The Chauchilla Cemetery was discovered in the 1920s but had not been used since the 9th century AD. The burials began about 200 AD and continued for 600-700 years. Since its discovery in the 1920s, the cemetery has been extensively plundered by huaqueros (grave robbers) who have left human bones and pottery scattered around the area. The site has been protected by Perúvian law since 1997 and the majority of the scattered bones and plundered pottery have been restored to the tombs.

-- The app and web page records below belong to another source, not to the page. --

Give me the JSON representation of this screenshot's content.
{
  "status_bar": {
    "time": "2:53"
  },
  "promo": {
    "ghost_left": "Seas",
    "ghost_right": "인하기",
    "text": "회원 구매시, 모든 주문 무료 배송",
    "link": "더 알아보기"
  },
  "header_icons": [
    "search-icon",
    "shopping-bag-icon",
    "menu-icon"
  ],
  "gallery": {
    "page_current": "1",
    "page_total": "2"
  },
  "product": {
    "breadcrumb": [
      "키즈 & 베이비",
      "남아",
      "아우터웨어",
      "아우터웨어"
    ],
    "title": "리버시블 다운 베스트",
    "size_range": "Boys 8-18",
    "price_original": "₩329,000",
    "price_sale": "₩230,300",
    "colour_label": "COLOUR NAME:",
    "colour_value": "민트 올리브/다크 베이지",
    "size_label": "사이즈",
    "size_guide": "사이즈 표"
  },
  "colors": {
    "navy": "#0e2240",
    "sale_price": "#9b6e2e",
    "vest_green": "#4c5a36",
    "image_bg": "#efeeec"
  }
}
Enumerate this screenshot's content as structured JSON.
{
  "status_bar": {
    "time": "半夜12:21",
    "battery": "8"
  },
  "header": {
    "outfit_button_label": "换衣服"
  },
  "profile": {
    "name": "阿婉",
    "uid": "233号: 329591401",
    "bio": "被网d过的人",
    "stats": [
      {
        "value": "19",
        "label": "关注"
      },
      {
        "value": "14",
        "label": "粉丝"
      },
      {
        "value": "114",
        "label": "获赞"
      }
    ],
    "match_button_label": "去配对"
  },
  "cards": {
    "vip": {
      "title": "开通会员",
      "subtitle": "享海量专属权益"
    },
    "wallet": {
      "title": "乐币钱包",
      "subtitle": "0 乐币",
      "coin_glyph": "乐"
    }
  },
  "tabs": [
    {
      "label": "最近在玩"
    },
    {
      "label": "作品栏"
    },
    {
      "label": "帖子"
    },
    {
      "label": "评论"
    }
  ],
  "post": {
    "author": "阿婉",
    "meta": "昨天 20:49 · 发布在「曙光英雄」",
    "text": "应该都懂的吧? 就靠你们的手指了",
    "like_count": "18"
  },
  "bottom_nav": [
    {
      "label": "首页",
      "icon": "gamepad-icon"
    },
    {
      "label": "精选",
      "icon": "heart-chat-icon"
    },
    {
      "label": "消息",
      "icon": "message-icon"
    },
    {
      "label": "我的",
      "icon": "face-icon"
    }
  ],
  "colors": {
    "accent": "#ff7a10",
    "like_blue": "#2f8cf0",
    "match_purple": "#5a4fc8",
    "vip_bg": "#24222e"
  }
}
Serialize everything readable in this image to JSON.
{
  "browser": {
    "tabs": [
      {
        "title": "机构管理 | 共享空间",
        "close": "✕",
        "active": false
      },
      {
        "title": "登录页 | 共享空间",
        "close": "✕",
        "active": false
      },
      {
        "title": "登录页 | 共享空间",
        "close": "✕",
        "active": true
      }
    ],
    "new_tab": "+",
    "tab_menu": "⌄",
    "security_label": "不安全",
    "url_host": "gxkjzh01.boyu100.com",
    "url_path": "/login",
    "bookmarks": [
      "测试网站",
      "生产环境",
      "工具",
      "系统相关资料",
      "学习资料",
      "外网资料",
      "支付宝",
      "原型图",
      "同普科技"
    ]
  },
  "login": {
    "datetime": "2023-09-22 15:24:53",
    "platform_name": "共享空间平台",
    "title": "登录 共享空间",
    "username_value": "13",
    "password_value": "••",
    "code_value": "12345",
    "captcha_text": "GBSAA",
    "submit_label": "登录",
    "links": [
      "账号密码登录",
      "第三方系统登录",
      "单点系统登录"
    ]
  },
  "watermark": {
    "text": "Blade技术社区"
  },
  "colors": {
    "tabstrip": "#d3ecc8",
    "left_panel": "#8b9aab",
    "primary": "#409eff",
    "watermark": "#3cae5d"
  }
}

The bodies are so remarkably preserved due mainly to the dry climate in the Perúvian Desert, but the funeral rites were also a contributing factor. The bodies were clothed in embroidered cotton and then painted with a resin and kept in purpose-built tombs made from mud bricks. The resin is thought to have kept out insects and slowed bacteria trying to feed on the bodies. It is the only archeological site in Perú in which ancient mummies are seen in their original graves.